A bond is a debt security, like an IOU. Borrowers issue bonds to raise money from investors willing to lend them money for a certain amount of time. When you buy a bond, you are lending to the issuer, which may be a government, municipality, or corporation.

  • A bond is a debt instrument that generates returns through interest payments. A loan is a debt instrument that allows you to borrow money.
  • Bonds obtain money from the public when companies sell them. Loans obtain funding from a lender, like a bank or specific organizations.
  • Bonds usually have a lower interest rate than loans. Bonds can have fixed or variable interest rates.
  • Bonds are sold in the public market and can be traded. A loan is issued by a bank, and is not traded on a public market.
  • Bonds are priced at a level commensurate with the market’s view of where they should price. Loan pricing is more nuanced.

When the Fed/government increases the funds rate, the price of existing fixed-rate bonds decreases and the yields on new fixed-rate bonds increases. The opposite happens when interest rates go down: existing fixed-rate bond prices go up and new fixed-rate bond yields decline.

Tax-free bonds provide completely tax-free interest income, have a generally higher interest rate and no lock-in period, while tax savings bonds provide tax benefits on the principal amount, have a relatively lower interest rate, a 5-year lock-in period and the interest income is taxable.

The interest on tax free bonds are non-taxable. This means that investors will not have to pay any tax on the income earned from tax free bonds in addition to capital protection and fixed annual income.

Fixed Rate of Return: Tax-free bonds offer a fixed rate of return, which means that investors may miss out on higher returns if interest rates rise in the future. Inflation Risk – Since tax-free bonds offer a fixed rate of return, investors are exposed to inflation risk.

Bonds are considered a defensive or safe asset class because they are typically less volatile than some other asset classes such as stocks. Many experience investors includes bonds in their portfolio as a source of diversification to help reduce volatility and overall portfolio risk.

After completing KYC (Know Your Customer) requirements, investors can buy and trade in the bond market through brokers and online platforms.

In India, Zerodha, GoldenPi, ICICI Direct, HDFC Securities, and AxisDirect are popular platforms for bond trading. The RBI’s Retail Direct is also a platform for investing in government securities. In detail article on RBI’s Retail Direct

In the U.S., major brokerage platforms such as Fidelity, Charles Schwab, E*TRADE, TD Ameritrade and Vanguard offer bond trading services.

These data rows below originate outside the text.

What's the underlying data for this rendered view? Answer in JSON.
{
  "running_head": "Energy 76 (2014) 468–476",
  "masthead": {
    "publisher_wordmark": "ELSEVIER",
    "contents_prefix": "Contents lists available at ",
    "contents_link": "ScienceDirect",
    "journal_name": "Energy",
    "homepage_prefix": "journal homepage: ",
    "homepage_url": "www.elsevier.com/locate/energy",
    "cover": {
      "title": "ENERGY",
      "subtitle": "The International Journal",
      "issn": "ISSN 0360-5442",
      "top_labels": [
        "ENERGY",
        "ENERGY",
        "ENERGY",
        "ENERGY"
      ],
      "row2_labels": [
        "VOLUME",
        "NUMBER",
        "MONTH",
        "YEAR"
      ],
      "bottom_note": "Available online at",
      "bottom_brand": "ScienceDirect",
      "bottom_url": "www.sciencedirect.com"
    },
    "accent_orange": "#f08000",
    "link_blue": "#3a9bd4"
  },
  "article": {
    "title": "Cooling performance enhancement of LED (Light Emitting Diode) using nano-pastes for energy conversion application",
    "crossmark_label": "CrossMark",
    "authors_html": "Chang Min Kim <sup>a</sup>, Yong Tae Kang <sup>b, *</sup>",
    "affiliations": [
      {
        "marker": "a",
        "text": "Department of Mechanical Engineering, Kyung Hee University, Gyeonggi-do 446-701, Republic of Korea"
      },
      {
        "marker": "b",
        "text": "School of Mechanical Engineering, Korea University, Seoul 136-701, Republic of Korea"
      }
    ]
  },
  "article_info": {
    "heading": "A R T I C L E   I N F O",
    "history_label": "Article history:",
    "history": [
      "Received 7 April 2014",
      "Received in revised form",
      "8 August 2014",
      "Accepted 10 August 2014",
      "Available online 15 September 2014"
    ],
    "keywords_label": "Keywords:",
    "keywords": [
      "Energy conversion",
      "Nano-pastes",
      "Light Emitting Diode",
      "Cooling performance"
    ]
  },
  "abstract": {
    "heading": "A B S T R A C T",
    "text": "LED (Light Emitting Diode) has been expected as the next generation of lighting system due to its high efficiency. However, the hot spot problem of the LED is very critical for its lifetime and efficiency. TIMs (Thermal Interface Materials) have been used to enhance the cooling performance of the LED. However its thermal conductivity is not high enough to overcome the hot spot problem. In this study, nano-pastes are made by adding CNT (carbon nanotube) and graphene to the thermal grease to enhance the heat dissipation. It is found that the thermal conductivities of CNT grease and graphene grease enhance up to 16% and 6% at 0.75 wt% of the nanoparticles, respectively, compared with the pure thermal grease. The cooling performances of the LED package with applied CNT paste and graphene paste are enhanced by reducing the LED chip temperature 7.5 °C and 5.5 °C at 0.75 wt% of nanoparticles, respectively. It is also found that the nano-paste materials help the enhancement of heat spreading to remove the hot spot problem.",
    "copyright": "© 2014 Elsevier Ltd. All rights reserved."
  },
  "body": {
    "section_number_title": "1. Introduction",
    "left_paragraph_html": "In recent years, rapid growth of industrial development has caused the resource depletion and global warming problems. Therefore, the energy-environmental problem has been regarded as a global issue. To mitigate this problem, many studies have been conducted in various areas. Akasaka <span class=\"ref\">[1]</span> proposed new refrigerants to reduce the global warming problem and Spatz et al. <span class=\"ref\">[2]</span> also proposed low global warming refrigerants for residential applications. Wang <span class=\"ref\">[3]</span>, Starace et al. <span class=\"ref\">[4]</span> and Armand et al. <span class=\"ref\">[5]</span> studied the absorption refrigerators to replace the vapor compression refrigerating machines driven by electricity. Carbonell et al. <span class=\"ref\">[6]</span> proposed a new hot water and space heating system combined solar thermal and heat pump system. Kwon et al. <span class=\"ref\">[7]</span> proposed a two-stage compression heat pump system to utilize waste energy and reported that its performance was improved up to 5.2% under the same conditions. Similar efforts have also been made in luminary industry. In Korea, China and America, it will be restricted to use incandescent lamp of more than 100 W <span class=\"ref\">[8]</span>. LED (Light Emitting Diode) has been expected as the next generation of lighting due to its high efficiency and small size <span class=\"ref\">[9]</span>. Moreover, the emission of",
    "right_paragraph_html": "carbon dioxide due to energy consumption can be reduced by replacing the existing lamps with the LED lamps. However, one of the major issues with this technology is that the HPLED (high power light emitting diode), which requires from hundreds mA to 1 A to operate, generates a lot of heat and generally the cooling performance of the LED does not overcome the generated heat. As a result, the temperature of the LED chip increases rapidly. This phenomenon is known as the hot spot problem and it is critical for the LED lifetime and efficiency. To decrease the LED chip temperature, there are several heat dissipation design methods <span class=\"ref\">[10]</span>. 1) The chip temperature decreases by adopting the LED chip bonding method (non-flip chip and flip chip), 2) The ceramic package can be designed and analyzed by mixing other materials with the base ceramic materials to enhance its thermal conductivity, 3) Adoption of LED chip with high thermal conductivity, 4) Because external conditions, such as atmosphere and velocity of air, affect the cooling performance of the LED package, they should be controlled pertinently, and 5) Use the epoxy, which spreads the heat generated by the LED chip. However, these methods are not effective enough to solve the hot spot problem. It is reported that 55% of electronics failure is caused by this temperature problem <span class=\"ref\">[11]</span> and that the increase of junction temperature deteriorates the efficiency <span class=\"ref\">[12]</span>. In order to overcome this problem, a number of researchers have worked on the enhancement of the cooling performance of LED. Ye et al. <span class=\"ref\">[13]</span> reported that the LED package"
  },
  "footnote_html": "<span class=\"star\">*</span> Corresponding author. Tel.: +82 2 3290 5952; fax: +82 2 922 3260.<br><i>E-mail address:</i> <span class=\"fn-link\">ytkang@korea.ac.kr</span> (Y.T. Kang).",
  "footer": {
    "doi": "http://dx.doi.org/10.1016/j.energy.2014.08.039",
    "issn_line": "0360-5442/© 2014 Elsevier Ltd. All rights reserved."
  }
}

Read more

Learn with FinanceWisdom4U to continue growing financial knowledge and become an independent financial decision-maker.

Leave a Comment

Your email address will not be published. Required fields are marked *

Scroll to Top